Despite their lightweight, wood and carbon risers require additional stabilization to maintain balance, while aluminum risers are extremely durable.
There is a limited choice of wood bows, and traditional shooters usually prefer them. Modern technology is used in the manufacture of bows made from metal or carbon.
Good risers have good balance, good hand placement, and straightness (a twisted riser is not in good shape and weight will affect how the limbs bend, how the bow reacts when it’s shot and how well it aims.
Best features present in the best Recurve bows:
1: Length of the Bows
Ideally, your bow should be twice as long as your draw length. The draw length of your recurve should be at least 56 inches if your draw length is 28 inches. There is generally a correlation between the length of the bow and its accuracy.
2: Weight of the Bows
It is not only the draw weight that matters. It is also important to consider the actual weight of the bow itself. While shooting, you will often need to hold the bow in front of you for extended periods you’re a beginner, you should pick a solid recurve that weighs between 2 and 3.5 pounds. When in doubt, choose a bow that weighs no more than three pounds.
3: Other Accessories
You should also consider whether you want a bow sight and other accessories when choosing a recurve bow. Some recurve bows come with pre-drilled holes for such attachments, while others do not.
Many traditional archery enthusiasts prefer not to use any type of sights or accessories because they prefer the pure “stick and string” experience.
If a riser has not been drilled for these accessories. You can still add a peep sight (which can be attached to any bowed string), or glue-on arrow rest.
Main steps for choosing the best Recurve Bows:
Here are a few steps that can help you in choosing the best bows for yourself.
- Choose the draw weight according to your body type, and ensure that it is at least 40 pounds. You will need to draw weight if you wish to hunt. It does not matter what draw weight you use for target practice.
- Based on the information above, decide whether you want a one-piece or a take-down bow.
- For starters, the bow should not weigh more than 3.4 pounds.
- Make sure your bow is twice as long as your draw length.
- Choose a bow that is drilled for extra attachments, such as a bow sight.
A bow should be at least twice as long as your draw length. You should choose a recurve with a draw length of 56 inches or more if your draw length is 28 inches. There is generally a positive correlation between the length of the bow and its accuracy.

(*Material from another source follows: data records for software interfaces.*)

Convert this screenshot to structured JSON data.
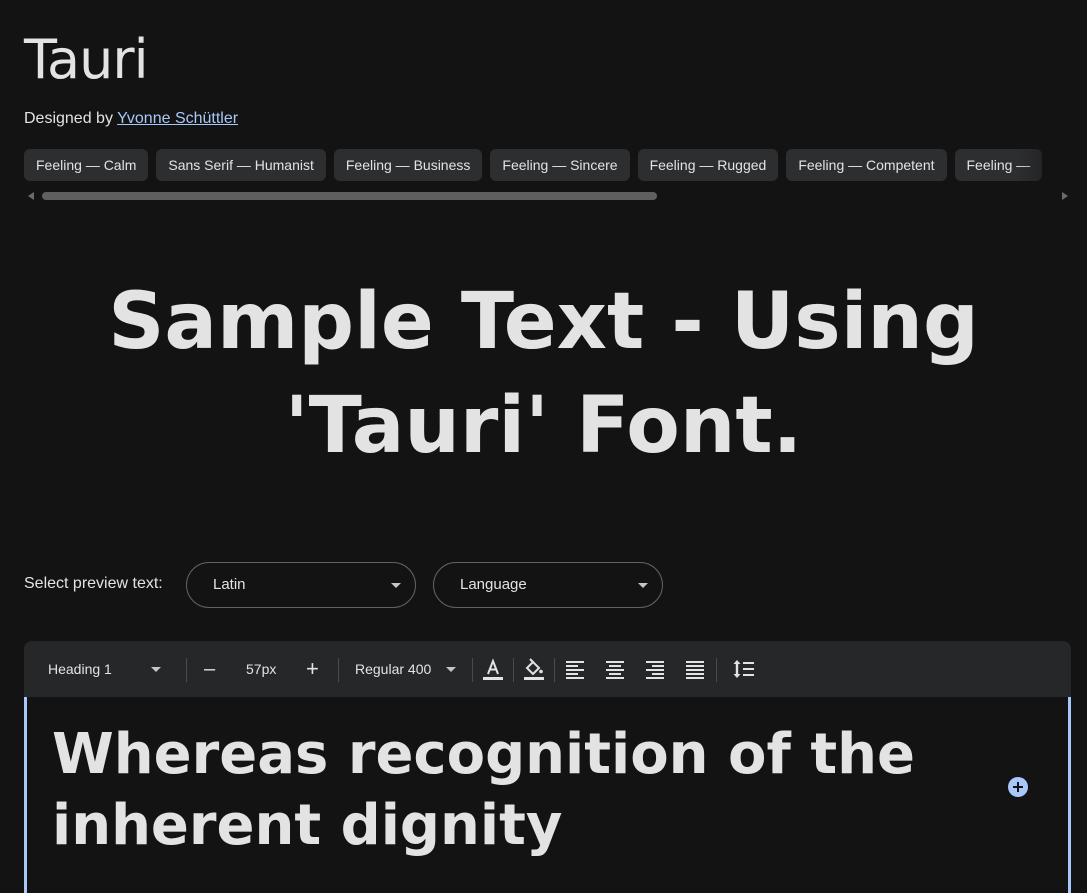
{
  "font": {
    "family_name": "Tauri",
    "designed_by_prefix": "Designed by",
    "designer_name": "Yvonne Schüttler"
  },
  "tags": [
    {
      "label": "Feeling — Calm"
    },
    {
      "label": "Sans Serif — Humanist"
    },
    {
      "label": "Feeling — Business"
    },
    {
      "label": "Feeling — Sincere"
    },
    {
      "label": "Feeling — Rugged"
    },
    {
      "label": "Feeling — Competent"
    },
    {
      "label": "Feeling — "
    }
  ],
  "hero": {
    "sample_text": "Sample Text - Using 'Tauri' Font."
  },
  "preview": {
    "label": "Select preview text:",
    "script_value": "Latin",
    "language_placeholder": "Language"
  },
  "toolbar": {
    "style_value": "Heading 1",
    "decrease_label": "–",
    "size_value": "57px",
    "increase_label": "+",
    "weight_value": "Regular 400"
  },
  "editor": {
    "text": "Whereas recognition of the inherent dignity"
  },
  "colors": {
    "background": "#131314",
    "chip_bg": "#2d2e30",
    "toolbar_bg": "#262729",
    "link": "#a8c7fa",
    "accent": "#a8c7fa",
    "text": "#e3e3e3"
  },
  "icons": {
    "text_color": "text-color-icon",
    "fill_color": "paint-bucket-icon",
    "align_left": "align-left-icon",
    "align_center": "align-center-icon",
    "align_right": "align-right-icon",
    "justify": "align-justify-icon",
    "line_height": "line-height-icon",
    "add": "add-circle-icon"
  }
}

The best way to measure your draw length is to stand with your back to a wall and extend your arms against the wall. To determine the length of your arms, hands, and chest, measure the distance from the end of one middle finger to the end of the other middle finger.
This is especially important when using fixed-blade broad heads, which tend to magnify tuning issues. For a 30-inch arrow shot from a 70-pound bow, the Easton spine chart recommends a spine of 250. The spine chart recommends a 340 spine if you reduce the arrow length to 28 inches.
Choosing these bits of kit comes down to personal preference and budget. There is a huge range of archery goods catering to archers of all levels and all styles. So, if you’re uncertain about whether a piece of equipment or its price.
Here in this article, we informed you about the products required for making recurve bows. The best features are present in these Bows. In the end, we discussed the main steps for choosing the recurve bows.